> [Work to complete]:
Print each entry again exactly as written, and keep the pictures out.

Data about app and page elements
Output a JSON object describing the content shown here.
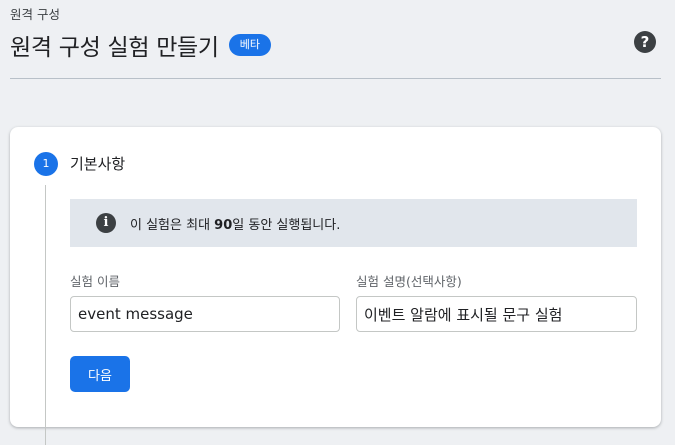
{
  "header": {
    "breadcrumb": "원격 구성",
    "title": "원격 구성 실험 만들기",
    "badge": "베타",
    "help_icon_glyph": "?"
  },
  "step": {
    "number": "1",
    "title": "기본사항",
    "info": {
      "icon_glyph": "i",
      "text_before": "이 실험은 최대 ",
      "text_bold": "90",
      "text_after": "일 동안 실행됩니다."
    },
    "fields": {
      "name_label": "실험 이름",
      "name_value": "event message",
      "description_label": "실험 설명(선택사항)",
      "description_value": "이벤트 알람에 표시될 문구 실험"
    },
    "next_button": "다음"
  },
  "colors": {
    "accent": "#1a73e8",
    "info_background": "#e1e6ec",
    "page_background": "#eef0f3"
  }
}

> [Result below]:
Output a JSON object describing the content shown here.
{
  "header": {
    "breadcrumb": "원격 구성",
    "title": "원격 구성 실험 만들기",
    "badge": "베타",
    "help_icon_glyph": "?"
  },
  "step": {
    "number": "1",
    "title": "기본사항",
    "info": {
      "icon_glyph": "i",
      "text_before": "이 실험은 최대 ",
      "text_bold": "90",
      "text_after": "일 동안 실행됩니다."
    },
    "fields": {
      "name_label": "실험 이름",
      "name_value": "event message",
      "description_label": "실험 설명(선택사항)",
      "description_value": "이벤트 알람에 표시될 문구 실험"
    },
    "next_button": "다음"
  },
  "colors": {
    "accent": "#1a73e8",
    "info_background": "#e1e6ec",
    "page_background": "#eef0f3"
  }
}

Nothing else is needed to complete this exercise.